Im Focus: Light-driven atomic rotations excite magnetic waves

Terahertz excitation of selected crystal vibrations leads to an effective magnetic field that drives coherent spin motion

Controlling functional properties by light is one of the grand goals in modern condensed matter physics and materials science. A new study now demonstrates how...

Im Focus: New 3-D wiring technique brings scalable quantum computers closer to reality

Researchers from the Institute for Quantum Computing (IQC) at the University of Waterloo led the development of a new extensible wiring technique capable of controlling superconducting quantum bits, representing a significant step towards to the realization of a scalable quantum computer.

"The quantum socket is a wiring method that uses three-dimensional wires based on spring-loaded pins to address individual qubits," said Jeremy Béjanin, a PhD...

Im Focus: Scientists develop a semiconductor nanocomposite material that moves in response to light

In a paper in Scientific Reports, a research team at Worcester Polytechnic Institute describes a novel light-activated phenomenon that could become the basis for applications as diverse as microscopic robotic grippers and more efficient solar cells.

A research team at Worcester Polytechnic Institute (WPI) has developed a revolutionary, light-activated semiconductor nanocomposite material that can be used...

Im Focus: Diamonds aren't forever: Sandia, Harvard team create first quantum computer bridge

By forcefully embedding two silicon atoms in a diamond matrix, Sandia researchers have demonstrated for the first time on a single chip all the components needed to create a quantum bridge to link quantum computers together.

"People have already built small quantum computers," says Sandia researcher Ryan Camacho. "Maybe the first useful one won't be a single giant quantum computer...

All Focus news of the innovation-report >>>



Event News

#IC2S2: When Social Science meets Computer Science - GESIS will host the IC2S2 conference 2017

14.10.2016 | Event News

Agricultural Trade Developments and Potentials in Central Asia and the South Caucasus

14.10.2016 | Event News

World Health Summit – Day Three: A Call to Action

12.10.2016 | Event News

Latest News

Greater Range and Longer Lifetime

26.10.2016 | Power and Electrical Engineering

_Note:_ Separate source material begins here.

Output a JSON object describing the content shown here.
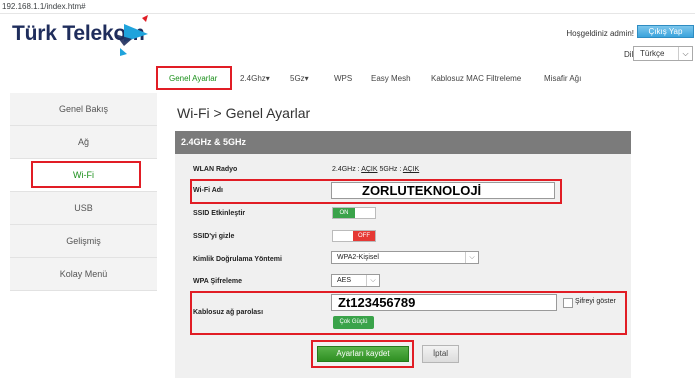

VDI presents International Bionic Award of the Schauenburg Foundation

26.10.2016 | Awards Funding

3-D-printed magnets

26.10.2016 | Power and Electrical Engineering

More VideoLinks >>>